Segment Open

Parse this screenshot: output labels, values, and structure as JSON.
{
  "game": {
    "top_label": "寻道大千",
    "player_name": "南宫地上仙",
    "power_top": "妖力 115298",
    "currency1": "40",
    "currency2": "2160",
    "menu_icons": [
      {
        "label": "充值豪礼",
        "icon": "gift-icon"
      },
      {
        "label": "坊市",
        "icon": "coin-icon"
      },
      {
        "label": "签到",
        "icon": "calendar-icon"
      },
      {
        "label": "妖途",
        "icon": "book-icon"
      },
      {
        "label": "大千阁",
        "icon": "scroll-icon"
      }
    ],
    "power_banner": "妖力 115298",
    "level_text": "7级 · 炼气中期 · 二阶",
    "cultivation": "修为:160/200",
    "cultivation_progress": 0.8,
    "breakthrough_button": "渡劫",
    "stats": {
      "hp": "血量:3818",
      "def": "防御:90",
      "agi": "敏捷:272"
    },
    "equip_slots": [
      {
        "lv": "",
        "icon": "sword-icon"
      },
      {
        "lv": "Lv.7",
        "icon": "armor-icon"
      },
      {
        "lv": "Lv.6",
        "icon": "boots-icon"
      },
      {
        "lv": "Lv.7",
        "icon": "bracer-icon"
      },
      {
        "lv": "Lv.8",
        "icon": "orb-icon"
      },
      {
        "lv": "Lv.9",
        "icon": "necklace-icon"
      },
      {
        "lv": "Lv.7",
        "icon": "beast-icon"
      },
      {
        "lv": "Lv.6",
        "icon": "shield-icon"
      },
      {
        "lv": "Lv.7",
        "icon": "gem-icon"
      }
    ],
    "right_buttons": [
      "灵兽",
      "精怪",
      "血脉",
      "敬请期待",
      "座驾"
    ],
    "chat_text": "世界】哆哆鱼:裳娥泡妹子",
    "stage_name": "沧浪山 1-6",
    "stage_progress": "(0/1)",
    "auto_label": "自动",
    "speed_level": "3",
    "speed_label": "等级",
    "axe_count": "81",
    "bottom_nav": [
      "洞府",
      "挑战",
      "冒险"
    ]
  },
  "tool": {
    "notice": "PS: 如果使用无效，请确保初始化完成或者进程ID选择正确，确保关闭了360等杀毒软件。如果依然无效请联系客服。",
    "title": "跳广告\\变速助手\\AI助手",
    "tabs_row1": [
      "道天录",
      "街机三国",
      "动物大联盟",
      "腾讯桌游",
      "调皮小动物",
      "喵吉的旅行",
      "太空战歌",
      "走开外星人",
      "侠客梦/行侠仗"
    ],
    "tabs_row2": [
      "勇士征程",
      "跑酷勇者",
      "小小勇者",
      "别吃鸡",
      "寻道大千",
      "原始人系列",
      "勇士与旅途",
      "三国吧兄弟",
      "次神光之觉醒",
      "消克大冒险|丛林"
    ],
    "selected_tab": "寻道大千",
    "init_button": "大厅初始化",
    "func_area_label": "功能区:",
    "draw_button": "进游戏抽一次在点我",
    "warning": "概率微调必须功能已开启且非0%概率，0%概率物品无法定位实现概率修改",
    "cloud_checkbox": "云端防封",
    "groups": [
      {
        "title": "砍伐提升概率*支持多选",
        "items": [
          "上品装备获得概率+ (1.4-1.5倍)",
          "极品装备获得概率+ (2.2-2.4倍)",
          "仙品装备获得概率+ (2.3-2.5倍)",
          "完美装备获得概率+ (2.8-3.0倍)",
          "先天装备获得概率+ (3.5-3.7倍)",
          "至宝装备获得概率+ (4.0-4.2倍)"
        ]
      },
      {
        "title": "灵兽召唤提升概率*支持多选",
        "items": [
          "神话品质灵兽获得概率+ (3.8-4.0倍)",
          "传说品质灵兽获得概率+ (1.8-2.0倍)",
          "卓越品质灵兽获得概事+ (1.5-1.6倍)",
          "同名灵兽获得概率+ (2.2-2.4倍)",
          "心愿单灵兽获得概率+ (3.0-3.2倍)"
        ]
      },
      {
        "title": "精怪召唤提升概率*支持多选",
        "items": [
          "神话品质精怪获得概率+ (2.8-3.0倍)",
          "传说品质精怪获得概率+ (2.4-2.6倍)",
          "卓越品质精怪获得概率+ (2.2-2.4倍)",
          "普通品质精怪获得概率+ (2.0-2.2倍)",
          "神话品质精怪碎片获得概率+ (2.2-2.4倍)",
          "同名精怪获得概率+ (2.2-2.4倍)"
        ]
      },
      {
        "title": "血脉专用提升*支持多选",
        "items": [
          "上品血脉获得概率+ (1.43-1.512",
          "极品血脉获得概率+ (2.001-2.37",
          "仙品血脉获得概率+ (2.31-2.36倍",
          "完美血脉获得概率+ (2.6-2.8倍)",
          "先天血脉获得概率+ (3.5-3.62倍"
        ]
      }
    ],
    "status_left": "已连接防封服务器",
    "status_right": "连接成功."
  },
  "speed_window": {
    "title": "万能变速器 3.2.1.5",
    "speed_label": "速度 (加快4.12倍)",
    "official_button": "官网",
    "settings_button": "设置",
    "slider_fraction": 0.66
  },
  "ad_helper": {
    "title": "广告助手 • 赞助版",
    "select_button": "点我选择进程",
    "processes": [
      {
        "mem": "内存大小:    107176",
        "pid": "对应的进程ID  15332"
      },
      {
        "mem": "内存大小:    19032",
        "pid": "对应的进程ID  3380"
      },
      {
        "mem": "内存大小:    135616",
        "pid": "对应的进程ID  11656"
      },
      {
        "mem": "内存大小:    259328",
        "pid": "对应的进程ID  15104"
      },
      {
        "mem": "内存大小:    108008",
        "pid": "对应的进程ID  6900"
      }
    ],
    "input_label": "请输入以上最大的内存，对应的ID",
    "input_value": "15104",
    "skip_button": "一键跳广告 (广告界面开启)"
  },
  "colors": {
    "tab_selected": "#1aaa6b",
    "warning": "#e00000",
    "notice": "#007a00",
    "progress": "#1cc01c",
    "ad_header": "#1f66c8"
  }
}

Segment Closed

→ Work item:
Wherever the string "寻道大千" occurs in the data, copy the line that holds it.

→ Result below:
    "top_label": "寻道大千",
      "寻道大千",
    "selected_tab": "寻道大千",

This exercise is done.